The province has terminated its authorization for what would have become B.C.'s first faith-based law school at a Langley Christian university.
Trinity Western University president Bob Kuhn said he's disappointed with the decision of Advanced Education Minister Amrik Virk to revoke the government's consent granted a year ago.
The move follows a referendum decision by the Law Society of B.C. earlier this fall to revoke its accreditation for the law school.
Opponents in the legal community say TWU discriminates against gays and lesbians because of its controversial community covenant that bans sex outside of traditional marriage between a man and a woman.
Kuhn said TWU remains committed to launching the law school and must now carefully consider its options.

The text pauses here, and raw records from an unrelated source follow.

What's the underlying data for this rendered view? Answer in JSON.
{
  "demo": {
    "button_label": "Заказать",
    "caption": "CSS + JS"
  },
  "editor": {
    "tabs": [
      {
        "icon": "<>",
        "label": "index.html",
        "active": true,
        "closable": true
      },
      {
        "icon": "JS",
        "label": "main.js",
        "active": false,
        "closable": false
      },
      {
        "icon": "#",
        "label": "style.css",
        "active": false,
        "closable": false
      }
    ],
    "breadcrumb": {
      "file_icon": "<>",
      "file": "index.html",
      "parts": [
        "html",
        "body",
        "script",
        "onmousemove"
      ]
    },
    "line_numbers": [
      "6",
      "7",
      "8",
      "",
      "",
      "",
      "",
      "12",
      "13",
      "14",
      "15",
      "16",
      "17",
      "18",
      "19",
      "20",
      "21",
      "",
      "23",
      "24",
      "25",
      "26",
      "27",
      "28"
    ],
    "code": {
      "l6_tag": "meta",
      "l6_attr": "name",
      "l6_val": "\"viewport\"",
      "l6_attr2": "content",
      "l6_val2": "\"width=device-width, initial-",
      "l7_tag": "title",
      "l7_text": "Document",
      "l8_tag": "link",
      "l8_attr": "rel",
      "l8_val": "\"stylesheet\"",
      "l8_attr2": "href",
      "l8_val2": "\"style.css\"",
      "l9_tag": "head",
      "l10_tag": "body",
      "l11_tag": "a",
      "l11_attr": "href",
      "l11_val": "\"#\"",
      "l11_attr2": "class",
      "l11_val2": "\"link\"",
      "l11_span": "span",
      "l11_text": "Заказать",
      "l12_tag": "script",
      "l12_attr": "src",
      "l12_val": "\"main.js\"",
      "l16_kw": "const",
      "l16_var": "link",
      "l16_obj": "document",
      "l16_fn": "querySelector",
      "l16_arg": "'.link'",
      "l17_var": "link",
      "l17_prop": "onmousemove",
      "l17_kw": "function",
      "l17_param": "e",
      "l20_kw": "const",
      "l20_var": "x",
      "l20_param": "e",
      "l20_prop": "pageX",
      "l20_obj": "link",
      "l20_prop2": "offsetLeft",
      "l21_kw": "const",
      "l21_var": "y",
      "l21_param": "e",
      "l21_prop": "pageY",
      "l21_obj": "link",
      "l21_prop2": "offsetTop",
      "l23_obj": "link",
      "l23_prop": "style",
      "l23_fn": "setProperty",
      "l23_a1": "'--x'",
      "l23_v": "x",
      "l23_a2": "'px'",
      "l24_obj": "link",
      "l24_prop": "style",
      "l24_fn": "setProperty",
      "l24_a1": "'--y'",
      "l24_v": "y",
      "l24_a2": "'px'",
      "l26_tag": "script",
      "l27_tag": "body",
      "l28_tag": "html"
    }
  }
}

"It is difficult to conceive of a justifiable basis for the minister to have revoked his approval of the school of law program," he said. “We believe in diversity and the rights of all Canadians to their beliefs and values.”
Virk said in an emailed statement his decision to revoke approval means TWU can't enrol any students in the proposed law school.
"The current uncertainty over the status of the regulatory body approval means prospective graduates may not be able to be called to the bar, or practise law, in British Columbia," Virk said. "This is a significant change to the context in which I made my original decision."
The Law Society of B.C. voted 74 per cent against recognizing the new law school in the referendum, which was confirmed in a 25-1 vote of the society's board of governors.
The referendum was ordered after thousands of lawyers demanded the law profession's regulatory body reconsider its earlier decision.
The law school was approved by the provincial government in December 2013 but the law society controls who can practise as a lawyer in B.C.
Virk had indicated he was reconsidering the province's earlier consent, which followed the recommendation of the Degree Quality Assessment Board and the preliminary approval of the Federation of Law Societies of Canada.
The law school was to open in the fall of 2016.
TWU's law school is also being blocked by law societies in Ontario and Nova Scotia and the university has mounted court challenges that could end up before the Supreme Court of Canada.
TWU previously won a Supreme Court of Canada victory in 2001 on grounds of religious freedom over its faith-based teacher training program, which the B.C. College of Teachers had refused to recognize.
Virk indicated TWU may be able to renew its request for consent if it wins in court.